# ACTIVITY
Using the entries below, output exactly the lines from the one containing "Read all visible content and emit it as JSON." through the final line, both included, and no others.

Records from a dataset
------

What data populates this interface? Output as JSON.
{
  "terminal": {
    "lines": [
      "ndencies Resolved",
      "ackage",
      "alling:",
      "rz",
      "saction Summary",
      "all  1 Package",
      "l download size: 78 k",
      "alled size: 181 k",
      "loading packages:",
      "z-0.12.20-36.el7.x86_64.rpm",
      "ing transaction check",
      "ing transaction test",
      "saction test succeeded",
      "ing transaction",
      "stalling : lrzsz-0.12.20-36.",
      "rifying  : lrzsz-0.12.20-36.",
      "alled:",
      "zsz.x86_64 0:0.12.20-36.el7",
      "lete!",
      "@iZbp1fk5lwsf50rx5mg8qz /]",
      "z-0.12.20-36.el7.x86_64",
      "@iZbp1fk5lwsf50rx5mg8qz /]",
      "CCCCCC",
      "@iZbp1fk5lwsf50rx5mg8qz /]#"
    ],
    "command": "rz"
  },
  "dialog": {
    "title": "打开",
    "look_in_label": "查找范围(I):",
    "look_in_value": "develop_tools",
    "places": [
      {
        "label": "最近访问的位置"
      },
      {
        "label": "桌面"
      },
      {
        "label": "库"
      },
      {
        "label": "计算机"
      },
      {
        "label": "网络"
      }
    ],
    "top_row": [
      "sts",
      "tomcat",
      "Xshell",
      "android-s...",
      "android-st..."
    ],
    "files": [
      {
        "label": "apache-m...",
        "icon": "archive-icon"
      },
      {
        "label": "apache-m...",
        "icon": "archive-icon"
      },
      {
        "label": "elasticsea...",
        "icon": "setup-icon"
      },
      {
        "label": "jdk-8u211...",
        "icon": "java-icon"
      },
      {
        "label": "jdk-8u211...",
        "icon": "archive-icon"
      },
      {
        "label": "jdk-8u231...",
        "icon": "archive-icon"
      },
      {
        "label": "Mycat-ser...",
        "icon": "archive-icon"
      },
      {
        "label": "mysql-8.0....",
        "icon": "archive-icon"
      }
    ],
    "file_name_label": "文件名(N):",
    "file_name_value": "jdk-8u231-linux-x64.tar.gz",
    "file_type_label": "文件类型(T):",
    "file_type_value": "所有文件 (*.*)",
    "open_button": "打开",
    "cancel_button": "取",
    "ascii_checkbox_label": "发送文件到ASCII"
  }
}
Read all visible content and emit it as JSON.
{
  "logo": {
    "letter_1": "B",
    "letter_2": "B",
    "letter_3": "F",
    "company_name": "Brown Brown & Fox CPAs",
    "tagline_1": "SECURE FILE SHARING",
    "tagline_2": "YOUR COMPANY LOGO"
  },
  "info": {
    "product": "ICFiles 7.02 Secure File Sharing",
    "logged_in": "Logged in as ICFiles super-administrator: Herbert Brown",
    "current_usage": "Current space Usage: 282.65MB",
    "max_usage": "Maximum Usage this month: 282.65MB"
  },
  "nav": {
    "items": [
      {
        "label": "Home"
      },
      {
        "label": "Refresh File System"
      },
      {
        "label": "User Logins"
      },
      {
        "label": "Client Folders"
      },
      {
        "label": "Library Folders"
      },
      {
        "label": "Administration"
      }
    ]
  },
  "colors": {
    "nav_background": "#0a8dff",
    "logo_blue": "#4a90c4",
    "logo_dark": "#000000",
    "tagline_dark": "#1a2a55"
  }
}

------

# SOLVED PROBLEM
Read all visible content and emit it as JSON.
{
  "logo": {
    "letter_1": "B",
    "letter_2": "B",
    "letter_3": "F",
    "company_name": "Brown Brown & Fox CPAs",
    "tagline_1": "SECURE FILE SHARING",
    "tagline_2": "YOUR COMPANY LOGO"
  },
  "info": {
    "product": "ICFiles 7.02 Secure File Sharing",
    "logged_in": "Logged in as ICFiles super-administrator: Herbert Brown",
    "current_usage": "Current space Usage: 282.65MB",
    "max_usage": "Maximum Usage this month: 282.65MB"
  },
  "nav": {
    "items": [
      {
        "label": "Home"
      },
      {
        "label": "Refresh File System"
      },
      {
        "label": "User Logins"
      },
      {
        "label": "Client Folders"
      },
      {
        "label": "Library Folders"
      },
      {
        "label": "Administration"
      }
    ]
  },
  "colors": {
    "nav_background": "#0a8dff",
    "logo_blue": "#4a90c4",
    "logo_dark": "#000000",
    "tagline_dark": "#1a2a55"
  }
}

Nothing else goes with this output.